In order to placate Sekhmet’s wrath, her priestesses performed a ritual before a different statue of the goddess on each day of the year. This practice resulted in many images of the goddess being preserved. Most of her statuettes were rigidly crafted and do not exhibit any expression of movements or dynamism; this design was made to make them last a long time rather than to express any form of functions or actions she is associated with. It is estimated that more than seven hundred statues of Sekhmet once stood in one funerary temple alone, that of Amenhotep III, on the west bank of the Nile.

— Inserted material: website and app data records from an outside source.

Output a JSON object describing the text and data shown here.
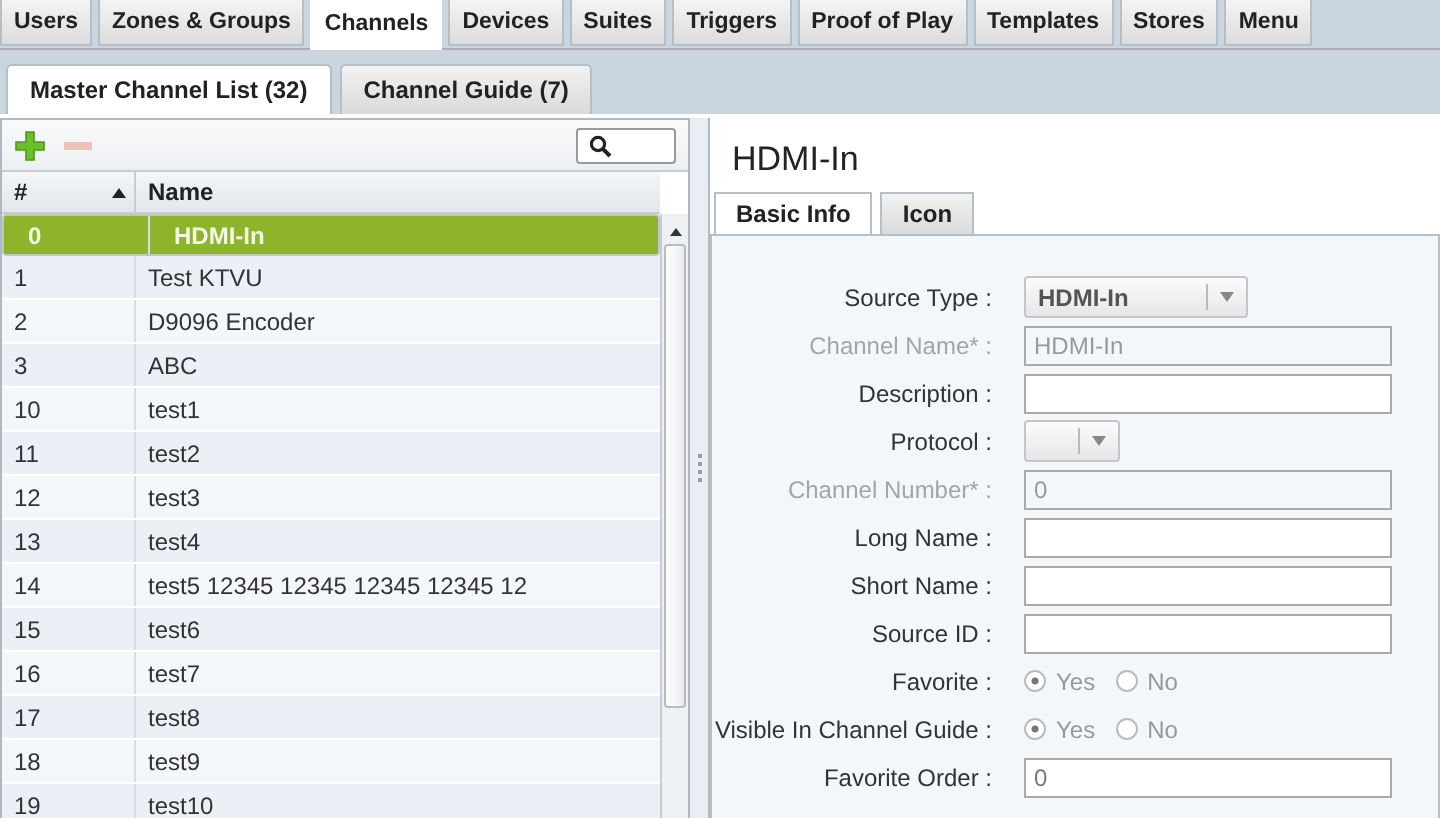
{
  "main_tabs": [
    {
      "label": "Users",
      "selected": false
    },
    {
      "label": "Zones & Groups",
      "selected": false
    },
    {
      "label": "Channels",
      "selected": true
    },
    {
      "label": "Devices",
      "selected": false
    },
    {
      "label": "Suites",
      "selected": false
    },
    {
      "label": "Triggers",
      "selected": false
    },
    {
      "label": "Proof of Play",
      "selected": false
    },
    {
      "label": "Templates",
      "selected": false
    },
    {
      "label": "Stores",
      "selected": false
    },
    {
      "label": "Menu",
      "selected": false
    }
  ],
  "sub_tabs": [
    {
      "label": "Master Channel List (32)",
      "selected": true
    },
    {
      "label": "Channel Guide (7)",
      "selected": false
    }
  ],
  "channel_list": {
    "add_disabled": false,
    "remove_disabled": true,
    "columns": [
      {
        "label": "#"
      },
      {
        "label": "Name"
      }
    ],
    "rows": [
      {
        "number": "0",
        "name": "HDMI-In",
        "selected": true
      },
      {
        "number": "1",
        "name": "Test KTVU",
        "selected": false
      },
      {
        "number": "2",
        "name": "D9096 Encoder",
        "selected": false
      },
      {
        "number": "3",
        "name": "ABC",
        "selected": false
      },
      {
        "number": "10",
        "name": "test1",
        "selected": false
      },
      {
        "number": "11",
        "name": "test2",
        "selected": false
      },
      {
        "number": "12",
        "name": "test3",
        "selected": false
      },
      {
        "number": "13",
        "name": "test4",
        "selected": false
      },
      {
        "number": "14",
        "name": "test5 12345 12345 12345 12345 12",
        "selected": false
      },
      {
        "number": "15",
        "name": "test6",
        "selected": false
      },
      {
        "number": "16",
        "name": "test7",
        "selected": false
      },
      {
        "number": "17",
        "name": "test8",
        "selected": false
      },
      {
        "number": "18",
        "name": "test9",
        "selected": false
      },
      {
        "number": "19",
        "name": "test10",
        "selected": false
      }
    ]
  },
  "detail": {
    "title": "HDMI-In",
    "tabs": [
      {
        "label": "Basic Info",
        "selected": true
      },
      {
        "label": "Icon",
        "selected": false
      }
    ],
    "fields": [
      {
        "kind": "select",
        "label": "Source Type :",
        "value": "HDMI-In",
        "disabled": false
      },
      {
        "kind": "text",
        "label": "Channel Name* :",
        "value": "HDMI-In",
        "disabled": true
      },
      {
        "kind": "text",
        "label": "Description :",
        "disabled": false
      },
      {
        "kind": "select",
        "label": "Protocol :",
        "disabled": false
      },
      {
        "kind": "text",
        "label": "Channel Number* :",
        "value": "0",
        "disabled": true
      },
      {
        "kind": "text",
        "label": "Long Name :",
        "disabled": false
      },
      {
        "kind": "text",
        "label": "Short Name :",
        "disabled": false
      },
      {
        "kind": "text",
        "label": "Source ID :",
        "disabled": false
      },
      {
        "kind": "radio",
        "label": "Favorite :",
        "options": [
          {
            "label": "Yes",
            "selected": true
          },
          {
            "label": "No",
            "selected": false
          }
        ]
      },
      {
        "kind": "radio",
        "label": "Visible In Channel Guide :",
        "options": [
          {
            "label": "Yes",
            "selected": true
          },
          {
            "label": "No",
            "selected": false
          }
        ]
      },
      {
        "kind": "text",
        "label": "Favorite Order :",
        "value": "0",
        "disabled": false
      }
    ]
  }
}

She was envisioned as a fierce lioness, and in art, was depicted as such, or as a woman with the head of a lioness, who often was dressed in red, the color of blood. Sometimes the dress she wears exhibits a rosetta pattern over each breast, an ancient leonine motif, which can be traced to observation of the shoulder-knot hairs on lions. Occasionally, Sekhmet was also portrayed in her statuettes and engravings with minimal clothing or naked. Tame lions were kept in temples dedicated to Sekhmet at Leontopolis.

To pacify Sekhmet, festivals were celebrated at the end of battle, so that the destruction would come to an end. During an annual festival held at the beginning of the year, a festival of intoxication, the Egyptians danced and played music to soothe the wildness of the goddess and drank great quantities of wine ritually to imitate the extreme drunkenness that stopped the wrath of the goddess—when she almost destroyed humanity. This may relate to averting excessive flooding during the inundation at the beginning of each year as well, when the Nile ran blood-red with the silt from up-stream and Sekhmet had to swallow the overflow to save humankind.

In a myth about the end of Ra’s rule on the earth, Ra sends Hathor or Sekhmet to destroy mortals who conspired against him. In the myth, Sekhmet’s blood-lust was not quelled at the end of battle and led to her destroying almost all of humanity, so Ra poured out beer dyed with red ochre or haematite so that it resembled blood. Mistaking the beer for blood, she became so drunk that she gave up the slaughter and returned peacefully to Ra. The same myth was also described in the prognosis texts of the Calendar of Lucky and Unlucky Days of papyrus Cairo 86637, where the actions of Sekhmet, Horus, Ra and Wadjet were connected to the eclipsing binary Algol.

Sekhmet later was considered to be the mother of Maahes, a deity who appeared during the New Kingdom period. He was seen as a lion prince, the son of the goddess. The late origin of Maahes in the Egyptian pantheon may be the incorporation of a Nubian deity of ancient origin in that culture, arriving during trade and warfare or even, during a period of domination by Nubia. During the Greek dominance in Egypt, note was made of a temple for Maahes that was an auxiliary facility to a large temple to Sekhmet at Taremu in the delta region (likely a temple for Bast originally), a city which the Greeks called Leontopolis, where by that time, an enclosure was provided to house lions.